Michael T. Weiss
Theme music composerJohn Newton Howard
Composer(s)Marty Davich
Country of originUnited States
Original language(s)English
No. of seasons1
No. of episodes6
Production
Executive producer(s)Terry Louise Fisher
Joel Schumacher
Aaron Spelling
E. Duke Vincent
Producer(s)Darren Frankel
Running time22–24 minutes
Production company(s)Fisher Entertainment
Joel Schumacher Productions
Spelling Television
DistributorSpelling Television
CBS Paramount Television
CBS Television Distribution (current as of 2007)
Release
Original networkCBS
Original releaseAugust 23 (1992-08-23) –
September 9, 1992 (1992-09-09)

Contents

PlotEdit

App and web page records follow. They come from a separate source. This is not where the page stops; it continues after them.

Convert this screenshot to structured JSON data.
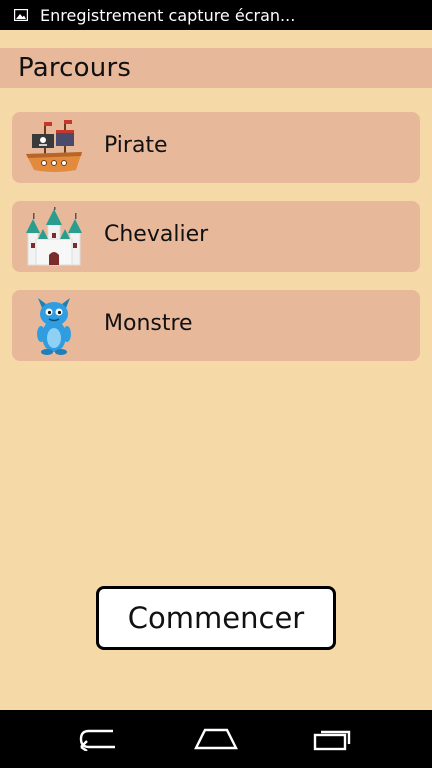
{
  "status_bar": {
    "notification_icon": "image-icon",
    "text": "Enregistrement capture écran..."
  },
  "header": {
    "title": "Parcours"
  },
  "courses": [
    {
      "label": "Pirate",
      "icon": "pirate-ship-icon"
    },
    {
      "label": "Chevalier",
      "icon": "castle-icon"
    },
    {
      "label": "Monstre",
      "icon": "monster-icon"
    }
  ],
  "start_button": {
    "label": "Commencer"
  },
  "nav_bar": {
    "back": "back-icon",
    "home": "home-icon",
    "recents": "recents-icon"
  },
  "colors": {
    "background": "#f5daa7",
    "row": "#e8b89b",
    "bars": "#000000"
  }
}
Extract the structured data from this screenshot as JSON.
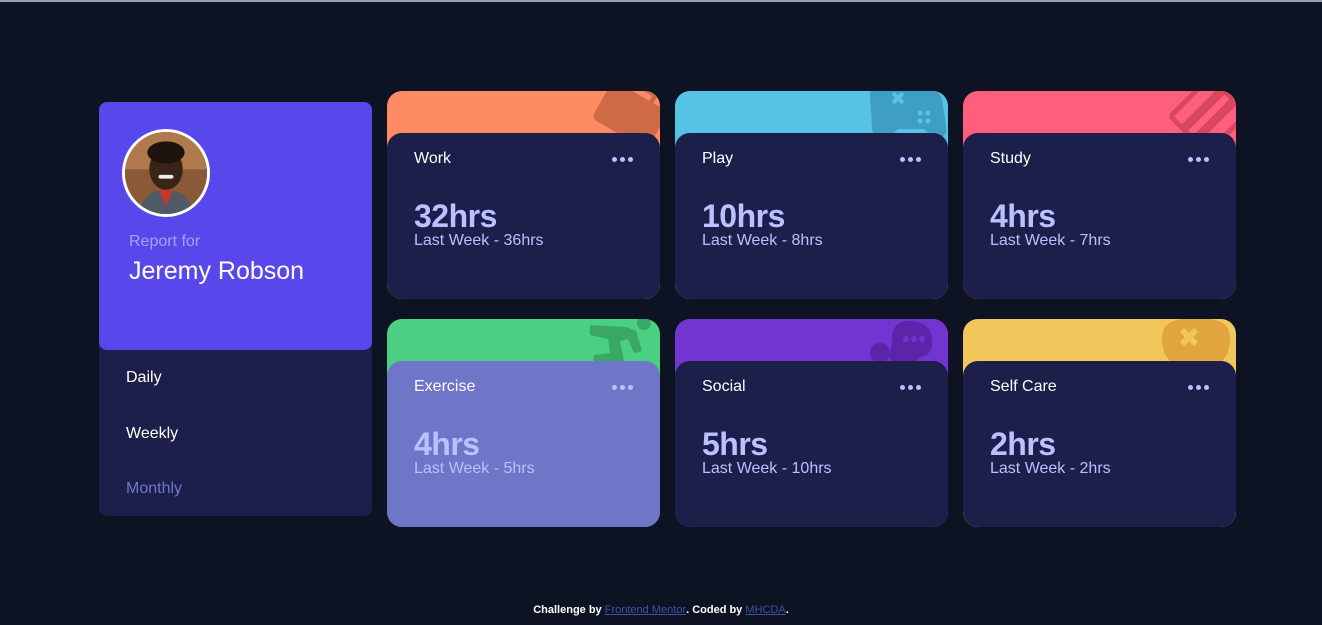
{
  "profile": {
    "report_for": "Report for",
    "name": "Jeremy Robson",
    "periods": [
      "Daily",
      "Weekly",
      "Monthly"
    ]
  },
  "cards": [
    {
      "title": "Work",
      "current": "32hrs",
      "previous": "Last Week - 36hrs",
      "color": "#ff8b64",
      "icon": "work-icon"
    },
    {
      "title": "Play",
      "current": "10hrs",
      "previous": "Last Week - 8hrs",
      "color": "#55c2e6",
      "icon": "play-icon"
    },
    {
      "title": "Study",
      "current": "4hrs",
      "previous": "Last Week - 7hrs",
      "color": "#ff5e7d",
      "icon": "study-icon"
    },
    {
      "title": "Exercise",
      "current": "4hrs",
      "previous": "Last Week - 5hrs",
      "color": "#4bcf82",
      "icon": "exercise-icon"
    },
    {
      "title": "Social",
      "current": "5hrs",
      "previous": "Last Week - 10hrs",
      "color": "#7335d2",
      "icon": "social-icon"
    },
    {
      "title": "Self Care",
      "current": "2hrs",
      "previous": "Last Week - 2hrs",
      "color": "#f1c75b",
      "icon": "self-care-icon"
    }
  ],
  "footer": {
    "challenge_by": "Challenge by",
    "frontend_mentor": "Frontend Mentor",
    "coded_by": ". Coded by",
    "author": "MHCDA",
    "end": "."
  },
  "colors": {
    "background": "#0e1323",
    "card": "#1c1f4a",
    "accent": "#5847eb",
    "hover": "#6f76c8",
    "pale_blue": "#bbc0ff"
  }
}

The show deals with four women living together at a beach house located at 2000 Malibu Road: Jade (Lisa Hartman), a former prostitute trying to get out of the profession; Perry (Jennifer Beals), a young lawyer also escaping from her past (i.e. a slain fiancé police officer and a serious drinking problem); Lindsay (Drew Barrymore), a would-be actress trying to get the right break; and Joy (Tuesday Knight), Lindsay's overweight, overprotective, two-faced, manipulative sister, who also served as her agent. Jade owned the house. In order to leave her profession as a high priced prostitute, she took in roommates to help her pay for the house.

The series ended with several unresolved cliffhangers: Roger (Michael T. Weiss) was seen raping and beating Perry in a stairwell. Meanwhile, Porter's (Mitch Ryan) men shot Hal (Robert Foxworth) dead, and after arguing with Lindsay upon discovering she was sleeping with Eric (Brian Bloom), Joy was struck by lightning.[2] Lisa Hartman provided a closing narration to serve as a (perfunctory) tie-up for the characters, though possibly only on overseas broadcasts.[3]

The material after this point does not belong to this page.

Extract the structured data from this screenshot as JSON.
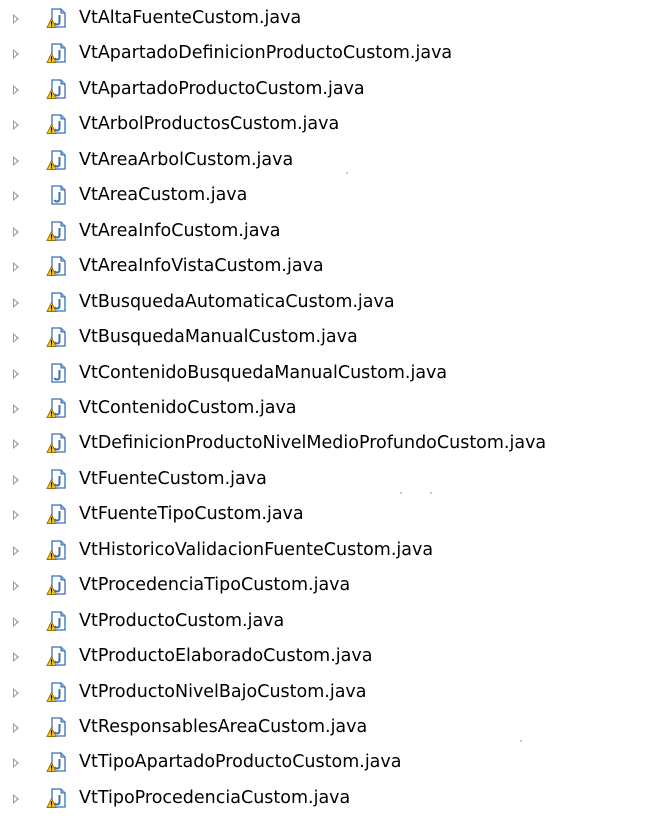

CastEdit

ProductionEdit

The series was executive produced by Aaron Spelling, E. Duke Vincent, series creator Terry Louise Fisher, and Joel Schumacher, who also served as director.[4]

EpisodesEdit

Joel Schumaker directed at least the first five of the series' episodes.

List of 2000 Malibu Road episodes
No.TitleOriginal air dateProd.
code [5]
1"Episode 1"
"Pilot"
August 23, 1992 (1992-08-23)2709-001
2"Episode 2"August 23, 1992 (1992-08-23)2709-002
3"Episode 3"August 26, 1992 (1992-08-26)2709-003
4"Episode 4"September 2, 1992 (1992-09-02)2709-004
5"Episode 5"September 9, 1992 (1992-09-09)2709-005
6"Episode 6"September 9, 1992 (1992-09-09)2709-006

ReceptionEdit

The series premiere earned decent ratings, but ratings fell from there and it was canceled after six episodes. According to executive producer Aaron Spelling, producers could not come to terms on license fees.[4] However, Lisa Hartman had another version: as 2000 Malibu Road was facing Melrose Place in the same timeslot, Spelling was competing with himself and didn't want to weaken the ratings of Melrose Place.[6]

ReferencesEdit

  1. ^ Brooks, Tim; Marsh, Earle (2003). "2000 Malibu Road (Serial Drama)". The Complete Directory to Prime Time Network and Cable TV Shows 1946–Present (8th ed.). New York: Ballantine Books. p. 1246. ISBN 978-0-345-45542-0.
  2. ^ To Be DIScontinued! - The Hall of Unresolved TV Cliffhangers: 1990-95
  3. ^ Usenet post on 2000 Malibu Road in alt.tv.melrose-place
  4. ^ a b Spelling, Aaron; Graham, Jefferson (2002). Aaron Spelling: A Prime-Time Life. Macmillan. p. 223. ISBN 0-312-31344-6.
  5. ^ From the United States Copyright Office catalog: "Public Catalog - Copyright Catalog (1978 to present) - Basic Search [search: "Freshman Dorm"]". United States Copyright Office. Retrieved 2017-07-20.
  6. ^ "Sing no sad songs for Lisa Hartman Black". The Nevada Daily Mail. March 21, 1993.

External linksEdit